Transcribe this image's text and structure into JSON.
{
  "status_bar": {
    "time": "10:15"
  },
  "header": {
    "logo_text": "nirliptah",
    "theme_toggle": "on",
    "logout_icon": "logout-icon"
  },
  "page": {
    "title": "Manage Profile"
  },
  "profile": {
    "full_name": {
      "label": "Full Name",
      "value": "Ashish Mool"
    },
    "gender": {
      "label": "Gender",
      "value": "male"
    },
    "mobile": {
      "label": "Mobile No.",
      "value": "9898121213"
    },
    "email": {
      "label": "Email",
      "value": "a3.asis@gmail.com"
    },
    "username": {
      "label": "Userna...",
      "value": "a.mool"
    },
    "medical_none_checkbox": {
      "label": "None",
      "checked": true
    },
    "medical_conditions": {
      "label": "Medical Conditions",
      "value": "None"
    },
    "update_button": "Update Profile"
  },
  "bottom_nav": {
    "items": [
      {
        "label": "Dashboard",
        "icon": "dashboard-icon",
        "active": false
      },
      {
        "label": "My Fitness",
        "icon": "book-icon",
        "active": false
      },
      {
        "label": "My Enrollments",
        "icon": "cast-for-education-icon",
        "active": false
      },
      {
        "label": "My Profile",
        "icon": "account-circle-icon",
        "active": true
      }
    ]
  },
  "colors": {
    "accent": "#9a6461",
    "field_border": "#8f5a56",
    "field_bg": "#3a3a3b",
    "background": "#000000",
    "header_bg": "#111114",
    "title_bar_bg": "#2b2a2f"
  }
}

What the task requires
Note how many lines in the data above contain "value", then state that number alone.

Your response
6